[Dataset rows describing interfaces]
Start of Block

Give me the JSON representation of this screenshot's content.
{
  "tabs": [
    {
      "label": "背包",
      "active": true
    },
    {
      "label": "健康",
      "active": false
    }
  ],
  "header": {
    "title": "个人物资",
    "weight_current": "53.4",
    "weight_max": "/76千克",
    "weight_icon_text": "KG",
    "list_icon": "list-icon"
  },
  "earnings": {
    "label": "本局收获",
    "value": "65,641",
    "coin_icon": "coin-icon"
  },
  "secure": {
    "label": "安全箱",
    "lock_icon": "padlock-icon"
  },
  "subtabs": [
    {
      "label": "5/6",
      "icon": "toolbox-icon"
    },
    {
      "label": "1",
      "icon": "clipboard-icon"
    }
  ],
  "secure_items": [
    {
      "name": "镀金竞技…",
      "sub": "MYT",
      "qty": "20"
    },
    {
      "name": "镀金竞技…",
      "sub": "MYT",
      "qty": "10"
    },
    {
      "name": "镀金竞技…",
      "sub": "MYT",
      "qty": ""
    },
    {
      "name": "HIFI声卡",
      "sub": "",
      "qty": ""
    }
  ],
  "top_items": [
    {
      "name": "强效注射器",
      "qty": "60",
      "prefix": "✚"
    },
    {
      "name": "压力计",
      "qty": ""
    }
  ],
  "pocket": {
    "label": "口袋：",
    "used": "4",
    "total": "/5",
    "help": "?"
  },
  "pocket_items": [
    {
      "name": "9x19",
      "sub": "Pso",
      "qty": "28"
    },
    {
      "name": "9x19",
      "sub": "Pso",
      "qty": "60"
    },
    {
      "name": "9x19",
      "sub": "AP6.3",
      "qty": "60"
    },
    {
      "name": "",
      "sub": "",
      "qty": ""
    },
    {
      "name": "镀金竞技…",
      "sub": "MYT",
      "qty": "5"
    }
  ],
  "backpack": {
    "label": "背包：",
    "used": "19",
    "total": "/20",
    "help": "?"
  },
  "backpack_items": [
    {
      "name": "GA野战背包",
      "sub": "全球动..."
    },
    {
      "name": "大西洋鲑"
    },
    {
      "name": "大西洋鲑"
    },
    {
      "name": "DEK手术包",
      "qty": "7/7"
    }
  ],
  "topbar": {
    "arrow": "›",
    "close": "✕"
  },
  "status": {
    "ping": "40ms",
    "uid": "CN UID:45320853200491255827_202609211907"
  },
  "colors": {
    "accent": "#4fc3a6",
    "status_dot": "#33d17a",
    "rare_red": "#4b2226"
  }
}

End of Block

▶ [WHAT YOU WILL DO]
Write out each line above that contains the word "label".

▶ [YOUR RESPONSE]
      "label": "背包",
      "label": "健康",
    "label": "本局收获",
    "label": "安全箱",
      "label": "5/6",
      "label": "1",
    "label": "口袋：",
    "label": "背包：",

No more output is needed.